That will usher in a new era of board politics contrasting the past year when the progressive majority bloc dictated the board agenda and clashed with Mayor Ed Lee.
The race that shifted the political tide was the District 11 contest, where moderate Ahsha Safai bested progressive frontrunner Kimberly Alvarenga and three others. Safai’s victory gives the moderates a 6-5 voting bloc.
Safai, political director for SEIU Local 87, the janitors union, greatly outspent his opponents, benefiting from more than $1 million in combined campaign contributions and third-party spending.
The District 11 seat was held since district elections in 2000 by a progressive supervisor, first Gerardo Sandoval then John Avalos, who is termed out this year.
Moderates and their allies have long eyed District 11, along with District 1, as the most vulnerable progressive districts that could swing moderate, political consultant David Latterman said Wednesday at the annual post-election talk held by public policy think tank SPUR.
“D1 and D11 are dead in the center of San Francisco [political ideology],” Latterman said. “D-11 runs a little bit right of the center.
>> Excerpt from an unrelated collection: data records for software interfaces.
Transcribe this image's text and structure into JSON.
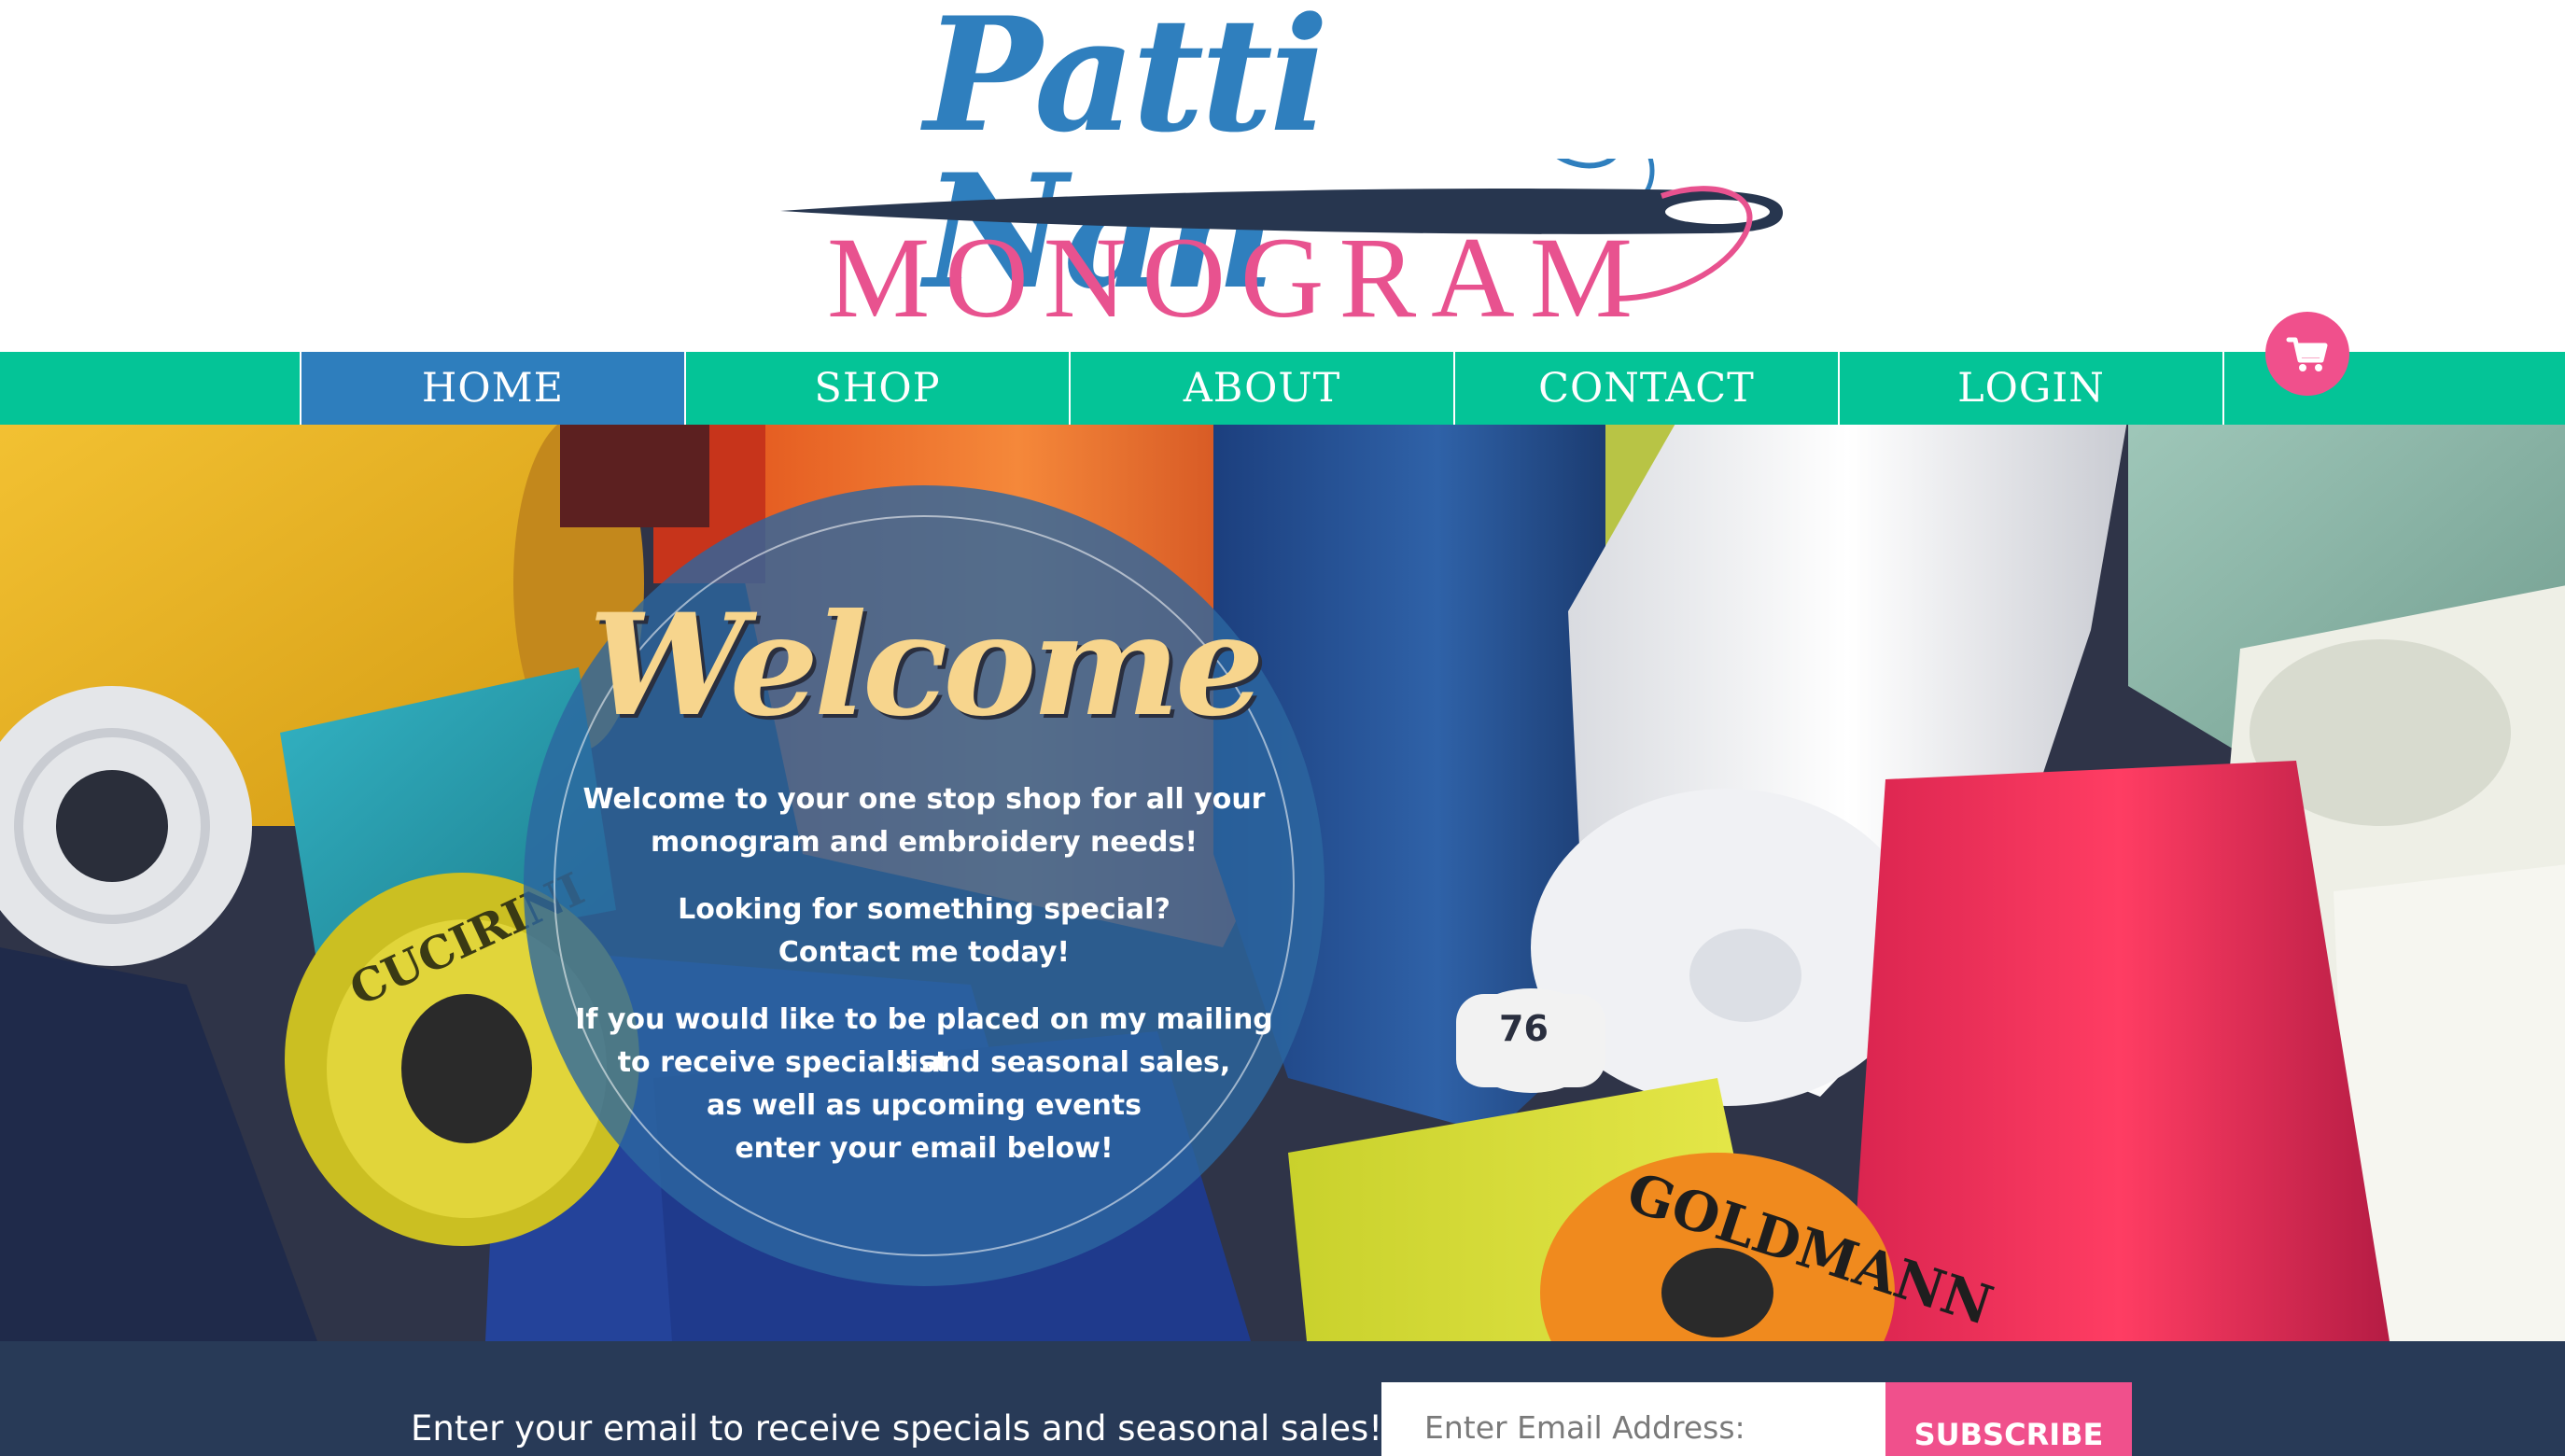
{
  "logo": {
    "title": "Patti Nan",
    "subtitle": "MONOGRAM"
  },
  "nav": {
    "items": [
      {
        "label": "HOME",
        "active": true
      },
      {
        "label": "SHOP",
        "active": false
      },
      {
        "label": "ABOUT",
        "active": false
      },
      {
        "label": "CONTACT",
        "active": false
      },
      {
        "label": "LOGIN",
        "active": false
      }
    ],
    "cart_icon": "shopping-cart-icon"
  },
  "hero": {
    "heading": "Welcome",
    "paragraph_1_line_1": "Welcome to your one stop shop for all your",
    "paragraph_1_line_2": "monogram and embroidery needs!",
    "paragraph_2_line_1": "Looking for something special?",
    "paragraph_2_line_2": "Contact me today!",
    "paragraph_3_line_1": "If you would like to be placed on my mailing list",
    "paragraph_3_line_2": "to receive specials and seasonal sales,",
    "paragraph_3_line_3": "as well as upcoming events",
    "paragraph_3_line_4": "enter your email below!",
    "spool_label": "76",
    "spool_brand_1": "CUCIRINI",
    "spool_brand_2": "GOLDMANN"
  },
  "signup": {
    "prompt": "Enter your email to receive specials and seasonal sales!",
    "email_placeholder": "Enter Email Address:",
    "email_value": "",
    "subscribe_label": "SUBSCRIBE"
  },
  "colors": {
    "nav_green": "#04c497",
    "nav_active_blue": "#2e7ebd",
    "brand_pink": "#f0508c",
    "logo_blue": "#2f7fbe",
    "footer_navy": "#283a57",
    "welcome_gold": "#f7d58d"
  }
}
D-1 is right straight in the middle. And they’ve had progressive supervisors straight through since 2000.”
Latterman added, “This is the first break that we have seen. People have been waiting for that happen.”
That also explains why more than $1 million flooded the District 1 race in support of moderate frontrunner Marjan Philhour, but that wasn’t enough to swing that district the other way as what happened in District 11. Instead, progressive Sandra Lee Fewer appears to have prevailed.
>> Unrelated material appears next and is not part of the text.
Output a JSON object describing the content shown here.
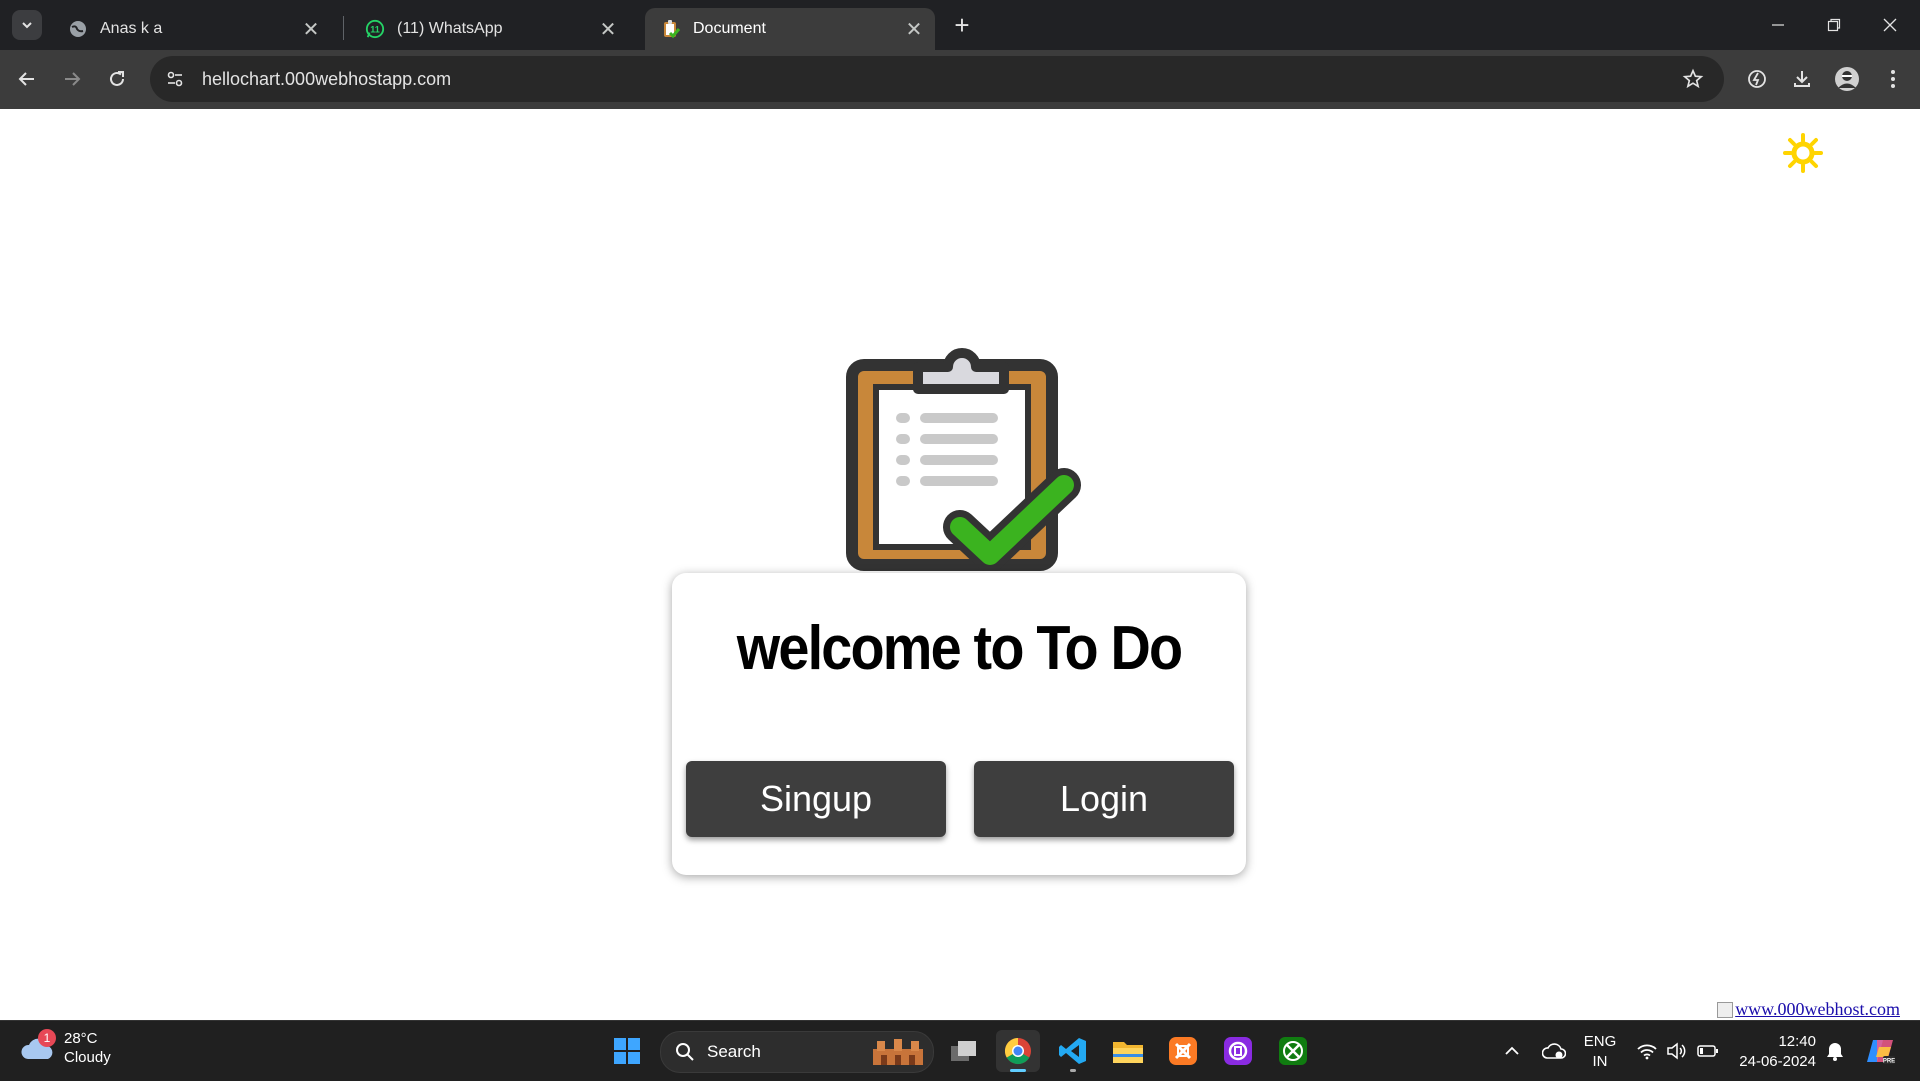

“This was always going to be a very close race,” Latterman said. “Sandy obviously had the name [recognition]. She was known from the school board. She is from the Richmond. She is Chinese.”
Philhour ran a “textbook campaign” during the past 18 months, but apparently came up short. Part of the reason she lost was because voters who supported moderate candidate David Lee had more of their other votes under ranked choice voting going to Fewer than Philhour.
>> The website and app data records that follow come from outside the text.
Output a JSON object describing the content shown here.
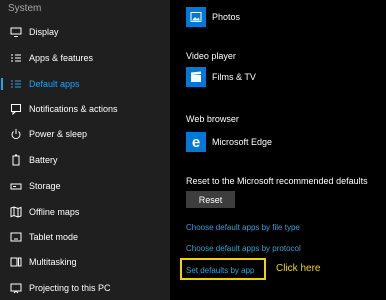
{
  "sidebar": {
    "section_title": "System",
    "items": [
      {
        "label": "Display",
        "icon": "display-icon",
        "active": false
      },
      {
        "label": "Apps & features",
        "icon": "apps-list-icon",
        "active": false
      },
      {
        "label": "Default apps",
        "icon": "default-apps-icon",
        "active": true
      },
      {
        "label": "Notifications & actions",
        "icon": "notifications-icon",
        "active": false
      },
      {
        "label": "Power & sleep",
        "icon": "power-icon",
        "active": false
      },
      {
        "label": "Battery",
        "icon": "battery-icon",
        "active": false
      },
      {
        "label": "Storage",
        "icon": "storage-icon",
        "active": false
      },
      {
        "label": "Offline maps",
        "icon": "map-icon",
        "active": false
      },
      {
        "label": "Tablet mode",
        "icon": "tablet-icon",
        "active": false
      },
      {
        "label": "Multitasking",
        "icon": "multitasking-icon",
        "active": false
      },
      {
        "label": "Projecting to this PC",
        "icon": "projecting-icon",
        "active": false
      }
    ]
  },
  "main": {
    "photos": {
      "app_name": "Photos",
      "icon": "photos-icon"
    },
    "video_player": {
      "heading": "Video player",
      "app_name": "Films & TV",
      "icon": "films-tv-icon"
    },
    "web_browser": {
      "heading": "Web browser",
      "app_name": "Microsoft Edge",
      "icon": "edge-icon"
    },
    "reset": {
      "heading": "Reset to the Microsoft recommended defaults",
      "button_label": "Reset"
    },
    "links": {
      "by_file_type": "Choose default apps by file type",
      "by_protocol": "Choose default apps by protocol",
      "by_app": "Set defaults by app"
    },
    "callout": "Click here"
  },
  "colors": {
    "accent": "#2aa4e6",
    "link": "#2ea3d6",
    "tile": "#0078d7",
    "highlight": "#f2d400",
    "sidebar_bg": "#1f1f1f",
    "main_bg": "#000000"
  }
}
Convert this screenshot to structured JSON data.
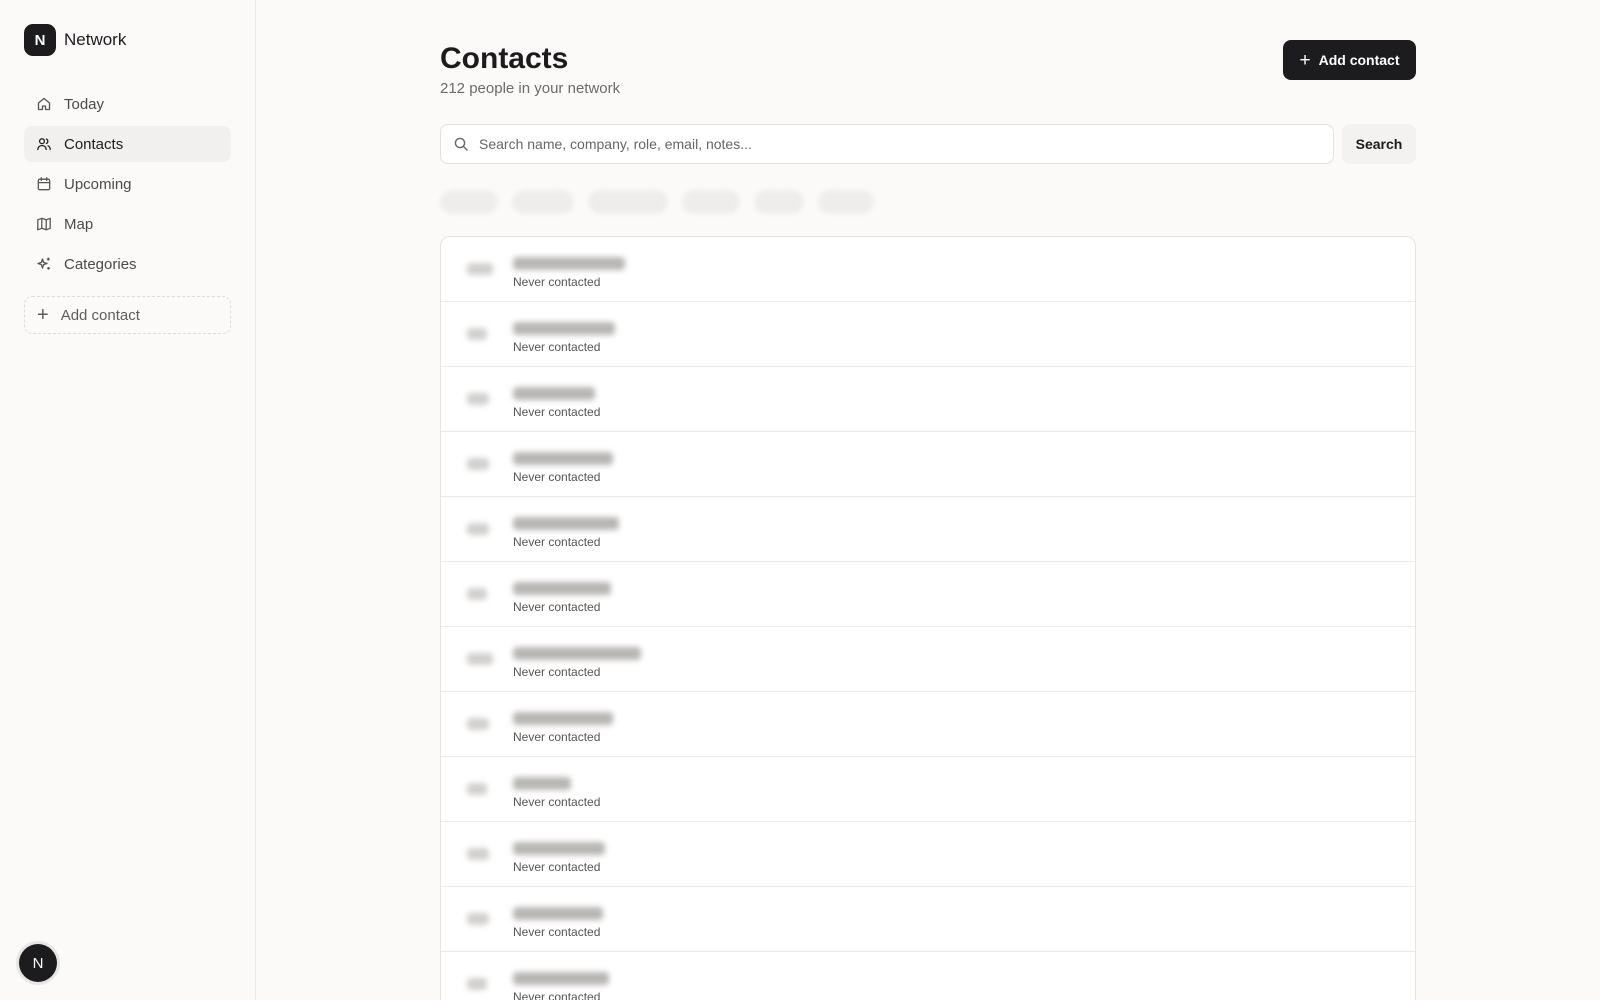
{
  "app": {
    "logo_letter": "N",
    "name": "Network"
  },
  "sidebar": {
    "items": [
      {
        "label": "Today",
        "icon": "home-icon",
        "active": false
      },
      {
        "label": "Contacts",
        "icon": "users-icon",
        "active": true
      },
      {
        "label": "Upcoming",
        "icon": "calendar-icon",
        "active": false
      },
      {
        "label": "Map",
        "icon": "map-icon",
        "active": false
      },
      {
        "label": "Categories",
        "icon": "sparkles-icon",
        "active": false
      }
    ],
    "add_contact_label": "Add contact",
    "user_initial": "N"
  },
  "header": {
    "title": "Contacts",
    "subtitle": "212 people in your network",
    "add_button_label": "Add contact"
  },
  "search": {
    "placeholder": "Search name, company, role, email, notes...",
    "value": "",
    "button_label": "Search"
  },
  "contacts": [
    {
      "status": "Never contacted"
    },
    {
      "status": "Never contacted"
    },
    {
      "status": "Never contacted"
    },
    {
      "status": "Never contacted"
    },
    {
      "status": "Never contacted"
    },
    {
      "status": "Never contacted"
    },
    {
      "status": "Never contacted"
    },
    {
      "status": "Never contacted"
    },
    {
      "status": "Never contacted"
    },
    {
      "status": "Never contacted"
    },
    {
      "status": "Never contacted"
    },
    {
      "status": "Never contacted"
    }
  ],
  "colors": {
    "accent": "#1c1c1e",
    "background": "#fbfaf9",
    "border": "#e6e4e1"
  }
}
Latterman said he was expecting to see the votes of those voters backing Lee, who came in third, to split 50-50 but instead it was 60-40 in favor of Fewer.
In other contests, Board of Supervisors President London Breed received 53 percent of the vote in her race against tenant rights activist Dean Preston to represent District 5.
“A few people have been a little surprised that Dean did as well as he did. But District 5 is the most progressive district,” Latterman said. He added, “This is London’s solid win here.”
Alex Clemens, another political consultant who hosts the post-election SPUR event, said Breed ran the race from the beginning as if she wasn’t an incumbent and as if the polls were unfavorable to her. “She ran this as if she was going to lose,” Clemens said. “Given the narrowness of this margin that was a very smart call early on.”
Another race with an incumbent was District 7, and like Breed in District 5 Supervisor Norman Yee was able to keep his opponents at bay. Some thought he was vulnerable since Yee has voted with the progressive bloc on the Board of Supervisors but represents the second most conservative district, though Latterman said none of the candidates could effectively make a strong case for change.
Arguably the most contentious race was the District 9 contest to represent the Mission District. Progressive Hillary Ronen prevailed with a significant vote margin, keeping that district in the hands of the progressives.
Latterman credited her strong showing to support she received from Bernal Heights. “Bernal Heights controls the political narrative in District 9,” Latterman said.
Over in District 3, Supervisor Aaron Peskin won a four-year term to the board without much effort, beating one candidate.
One of the biggest unknowns for the board was who would prevail in the state Senate race between supervisors Jane Kim and Scott Wiener. A Kim victory would have put the historically progressive District 6 seat at risk of going to a moderate, but it appears Wiener has prevailed.
Mayor Ed Lee is tasked with appointing someone to fill the board vacancy.
The November election marks the end of a long and tense political season. San Francisco voters will have a bit of a break, with no election expected until 2018.